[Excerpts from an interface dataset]
-------------------------
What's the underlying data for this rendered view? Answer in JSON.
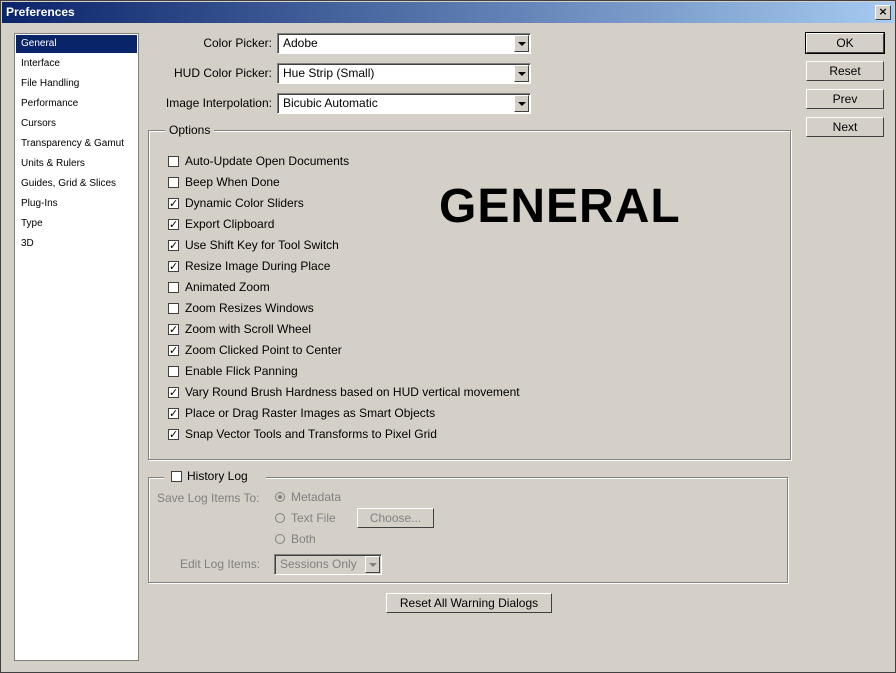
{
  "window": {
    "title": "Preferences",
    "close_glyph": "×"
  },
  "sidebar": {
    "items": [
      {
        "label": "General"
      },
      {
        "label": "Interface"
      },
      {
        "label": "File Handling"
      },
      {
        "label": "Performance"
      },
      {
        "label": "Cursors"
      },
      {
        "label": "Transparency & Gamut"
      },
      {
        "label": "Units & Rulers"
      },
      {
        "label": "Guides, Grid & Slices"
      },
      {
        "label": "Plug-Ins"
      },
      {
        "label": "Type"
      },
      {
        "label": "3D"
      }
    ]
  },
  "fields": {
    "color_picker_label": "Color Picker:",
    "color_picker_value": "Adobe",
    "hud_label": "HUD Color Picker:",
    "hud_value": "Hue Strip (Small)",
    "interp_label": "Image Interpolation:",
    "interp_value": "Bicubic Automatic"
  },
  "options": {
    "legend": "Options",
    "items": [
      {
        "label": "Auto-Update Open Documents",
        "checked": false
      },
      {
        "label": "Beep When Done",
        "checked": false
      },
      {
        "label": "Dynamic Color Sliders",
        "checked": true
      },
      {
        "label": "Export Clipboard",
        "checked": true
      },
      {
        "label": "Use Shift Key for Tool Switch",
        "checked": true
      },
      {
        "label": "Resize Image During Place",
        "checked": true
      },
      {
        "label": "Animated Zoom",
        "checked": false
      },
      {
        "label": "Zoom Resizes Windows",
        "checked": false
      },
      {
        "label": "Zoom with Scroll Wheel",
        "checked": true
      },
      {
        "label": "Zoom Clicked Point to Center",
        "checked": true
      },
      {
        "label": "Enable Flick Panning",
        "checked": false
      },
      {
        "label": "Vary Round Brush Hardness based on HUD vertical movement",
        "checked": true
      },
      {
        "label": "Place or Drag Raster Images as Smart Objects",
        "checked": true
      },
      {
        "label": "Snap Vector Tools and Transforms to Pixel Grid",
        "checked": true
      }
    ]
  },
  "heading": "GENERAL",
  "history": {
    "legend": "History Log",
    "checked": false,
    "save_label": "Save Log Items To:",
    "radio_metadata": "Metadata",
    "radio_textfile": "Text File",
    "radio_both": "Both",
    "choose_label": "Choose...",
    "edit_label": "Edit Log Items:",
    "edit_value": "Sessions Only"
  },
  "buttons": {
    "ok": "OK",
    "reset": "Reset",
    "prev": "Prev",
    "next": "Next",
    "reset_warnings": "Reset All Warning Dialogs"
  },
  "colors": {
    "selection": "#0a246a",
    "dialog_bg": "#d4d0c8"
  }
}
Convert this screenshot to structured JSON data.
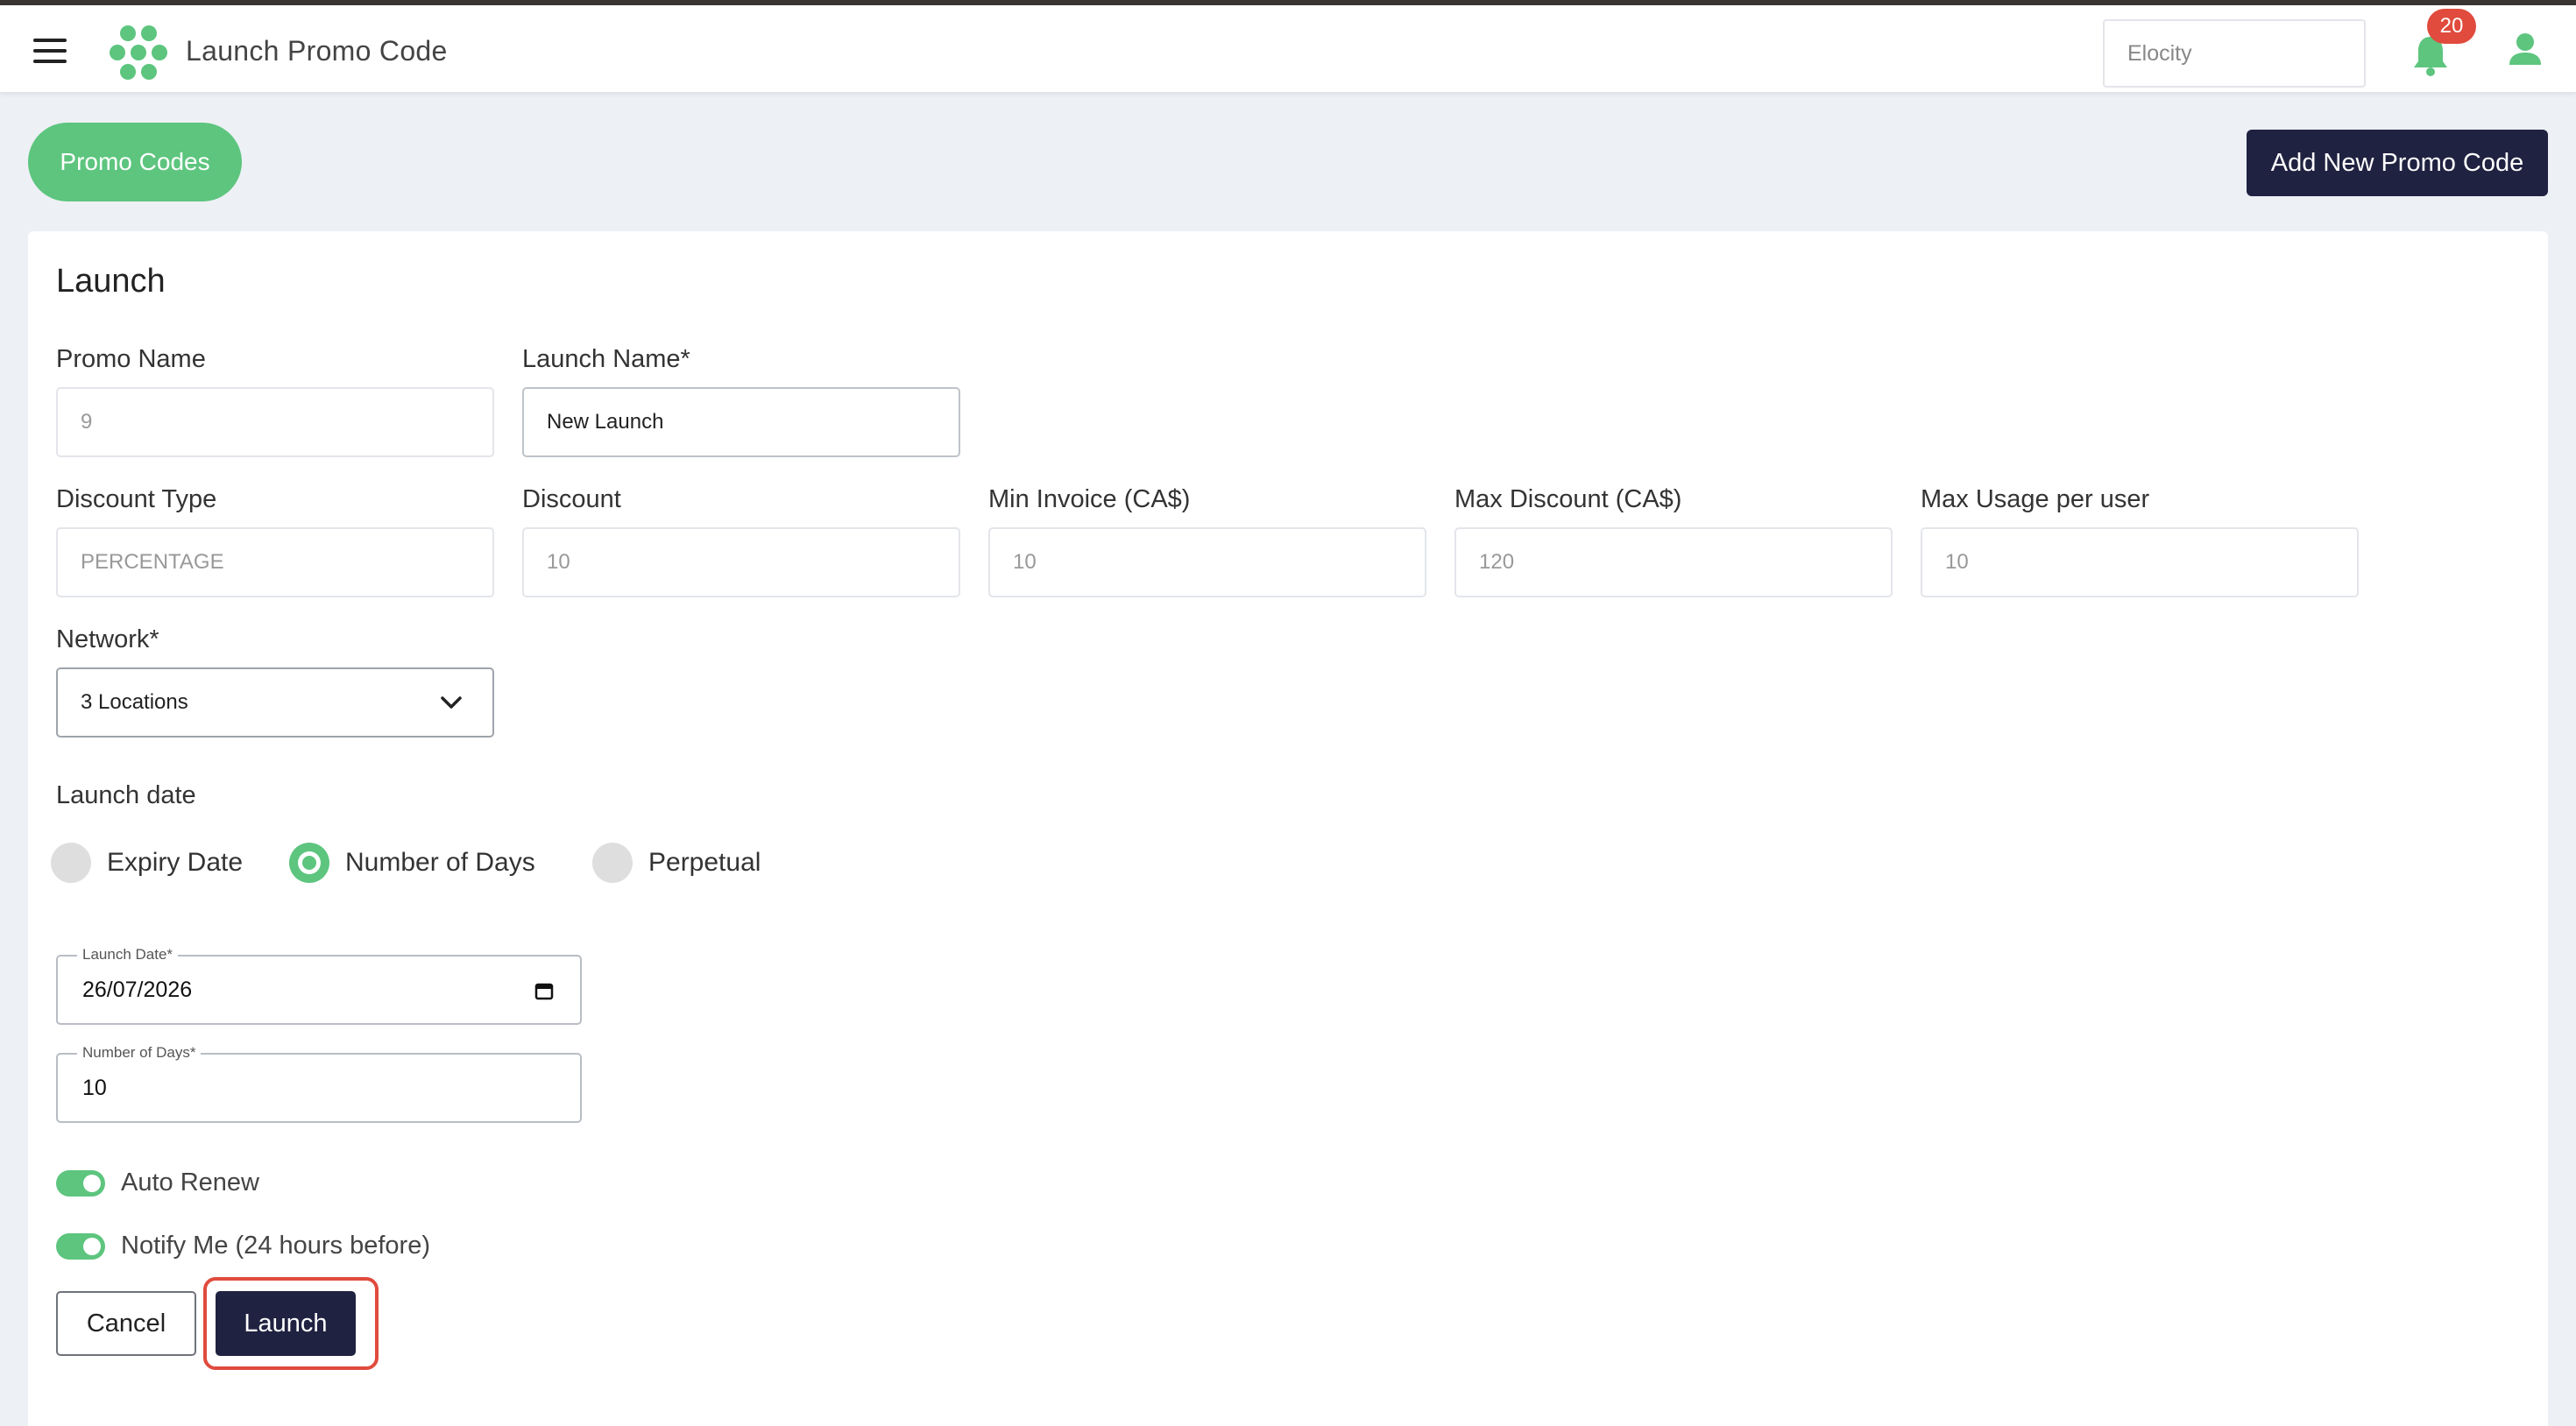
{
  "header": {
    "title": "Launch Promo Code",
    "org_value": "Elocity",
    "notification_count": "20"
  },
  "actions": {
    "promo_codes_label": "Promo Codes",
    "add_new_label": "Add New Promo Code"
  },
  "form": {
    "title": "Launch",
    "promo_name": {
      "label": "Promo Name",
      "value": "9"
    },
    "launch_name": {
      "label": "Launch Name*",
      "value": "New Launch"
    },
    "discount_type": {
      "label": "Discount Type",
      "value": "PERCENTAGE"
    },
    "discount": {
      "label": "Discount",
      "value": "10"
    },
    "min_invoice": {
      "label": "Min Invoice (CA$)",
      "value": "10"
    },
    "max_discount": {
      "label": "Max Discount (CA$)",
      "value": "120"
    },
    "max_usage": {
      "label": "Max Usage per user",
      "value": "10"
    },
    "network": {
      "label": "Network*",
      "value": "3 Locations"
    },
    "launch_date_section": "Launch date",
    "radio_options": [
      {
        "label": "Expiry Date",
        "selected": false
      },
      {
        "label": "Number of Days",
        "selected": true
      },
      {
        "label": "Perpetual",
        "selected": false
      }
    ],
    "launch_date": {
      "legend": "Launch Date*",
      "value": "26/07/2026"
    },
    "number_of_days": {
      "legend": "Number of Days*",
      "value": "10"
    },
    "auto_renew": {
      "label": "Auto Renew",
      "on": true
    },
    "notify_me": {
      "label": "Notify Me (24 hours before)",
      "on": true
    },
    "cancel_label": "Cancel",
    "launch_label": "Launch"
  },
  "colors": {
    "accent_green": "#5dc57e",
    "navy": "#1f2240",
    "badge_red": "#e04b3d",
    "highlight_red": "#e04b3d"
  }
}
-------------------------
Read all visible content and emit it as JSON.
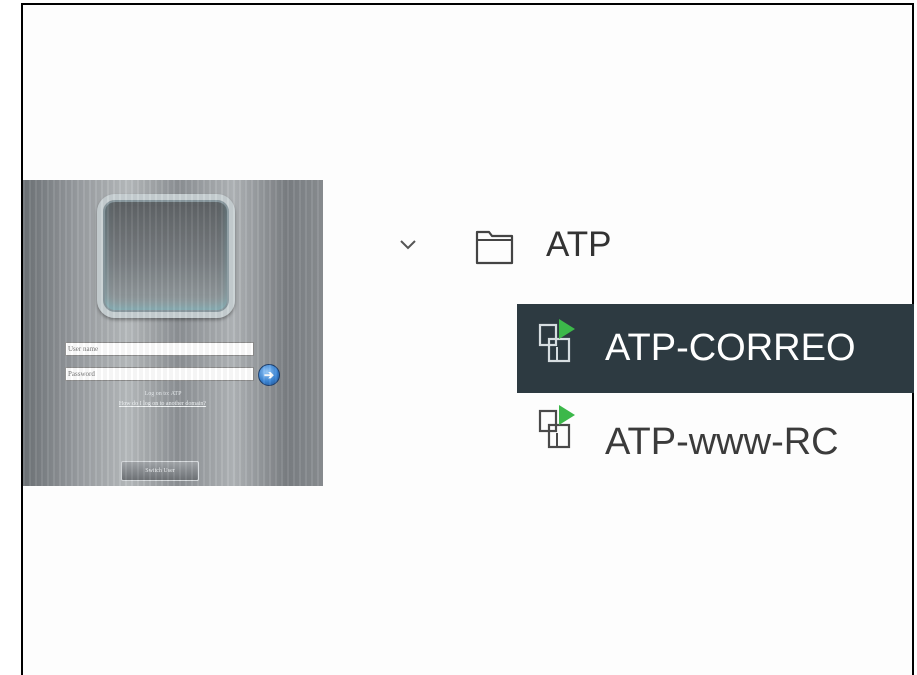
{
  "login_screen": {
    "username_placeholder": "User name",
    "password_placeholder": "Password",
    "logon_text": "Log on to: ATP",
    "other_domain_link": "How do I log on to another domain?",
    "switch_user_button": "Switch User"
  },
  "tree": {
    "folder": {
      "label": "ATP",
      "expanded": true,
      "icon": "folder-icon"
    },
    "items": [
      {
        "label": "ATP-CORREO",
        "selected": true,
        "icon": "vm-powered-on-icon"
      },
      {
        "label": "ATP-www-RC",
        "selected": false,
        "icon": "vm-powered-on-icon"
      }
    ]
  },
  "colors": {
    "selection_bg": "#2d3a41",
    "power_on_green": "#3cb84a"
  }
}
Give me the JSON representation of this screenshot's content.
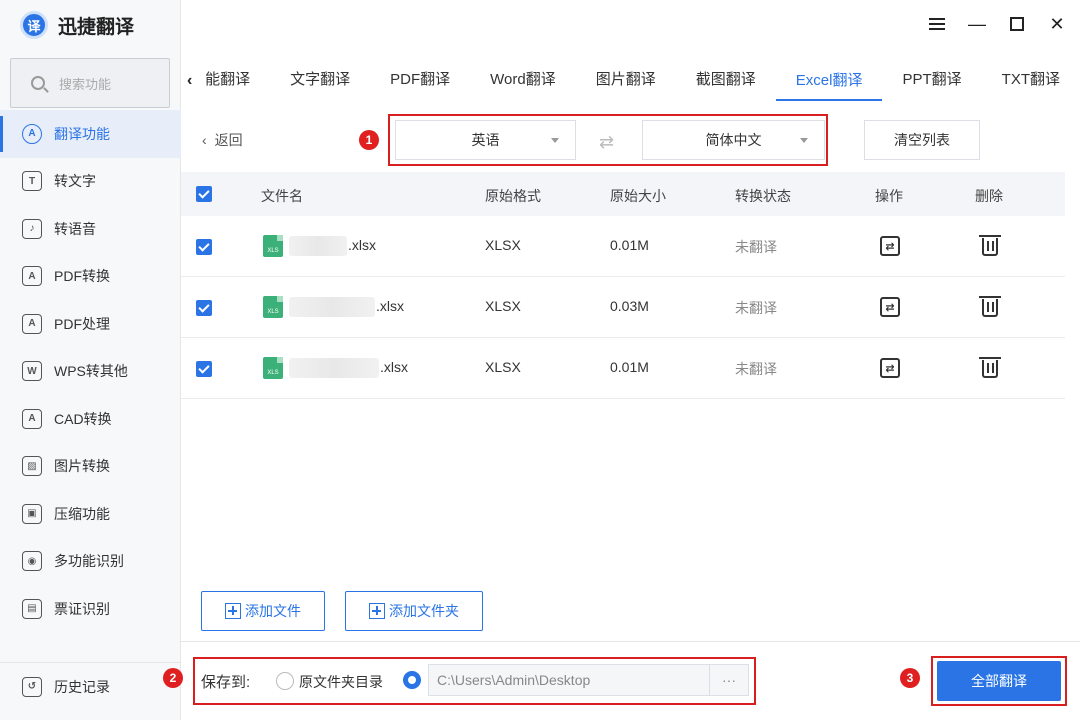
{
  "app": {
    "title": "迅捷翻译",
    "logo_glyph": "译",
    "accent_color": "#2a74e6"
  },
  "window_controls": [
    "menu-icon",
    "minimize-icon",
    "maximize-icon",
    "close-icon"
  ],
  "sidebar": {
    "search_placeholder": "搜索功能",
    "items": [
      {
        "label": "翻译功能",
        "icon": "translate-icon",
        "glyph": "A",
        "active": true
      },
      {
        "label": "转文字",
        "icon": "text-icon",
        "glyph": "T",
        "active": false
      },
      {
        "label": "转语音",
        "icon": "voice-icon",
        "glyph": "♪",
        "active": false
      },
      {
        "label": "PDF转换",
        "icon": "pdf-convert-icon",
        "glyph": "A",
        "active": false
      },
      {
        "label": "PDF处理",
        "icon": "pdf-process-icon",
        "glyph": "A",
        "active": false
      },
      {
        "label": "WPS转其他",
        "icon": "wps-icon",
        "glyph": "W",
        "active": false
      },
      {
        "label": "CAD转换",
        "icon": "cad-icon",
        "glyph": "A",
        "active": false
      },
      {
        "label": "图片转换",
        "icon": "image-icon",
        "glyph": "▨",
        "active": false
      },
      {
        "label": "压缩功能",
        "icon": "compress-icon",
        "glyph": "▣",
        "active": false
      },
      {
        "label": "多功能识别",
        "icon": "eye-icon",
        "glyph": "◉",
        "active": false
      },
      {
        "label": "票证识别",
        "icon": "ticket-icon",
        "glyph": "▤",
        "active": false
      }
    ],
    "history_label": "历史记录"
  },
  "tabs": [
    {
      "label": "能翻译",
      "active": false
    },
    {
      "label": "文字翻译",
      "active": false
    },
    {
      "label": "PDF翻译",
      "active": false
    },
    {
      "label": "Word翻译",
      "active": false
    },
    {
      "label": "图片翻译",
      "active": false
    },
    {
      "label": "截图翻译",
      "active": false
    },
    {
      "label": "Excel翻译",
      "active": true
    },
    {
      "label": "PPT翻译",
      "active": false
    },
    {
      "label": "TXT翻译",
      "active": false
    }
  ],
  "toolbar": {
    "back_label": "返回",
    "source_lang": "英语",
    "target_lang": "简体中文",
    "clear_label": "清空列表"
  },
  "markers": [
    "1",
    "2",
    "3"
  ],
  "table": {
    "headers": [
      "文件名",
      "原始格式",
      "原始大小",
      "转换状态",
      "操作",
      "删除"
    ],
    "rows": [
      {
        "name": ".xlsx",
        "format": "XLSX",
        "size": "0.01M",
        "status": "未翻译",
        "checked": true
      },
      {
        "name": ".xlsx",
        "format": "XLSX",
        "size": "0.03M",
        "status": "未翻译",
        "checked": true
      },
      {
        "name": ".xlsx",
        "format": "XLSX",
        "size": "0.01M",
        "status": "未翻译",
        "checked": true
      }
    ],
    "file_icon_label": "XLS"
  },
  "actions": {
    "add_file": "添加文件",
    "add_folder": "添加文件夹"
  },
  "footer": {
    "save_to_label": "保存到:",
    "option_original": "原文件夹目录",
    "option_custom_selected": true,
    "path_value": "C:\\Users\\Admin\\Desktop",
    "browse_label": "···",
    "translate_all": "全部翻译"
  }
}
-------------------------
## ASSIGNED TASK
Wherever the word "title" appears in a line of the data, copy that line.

## ANSWER SPACE
    "title": "Preferences",
    "title": "Launch Promo Code",
    "title": "Launch",
    "title": "迅捷翻译",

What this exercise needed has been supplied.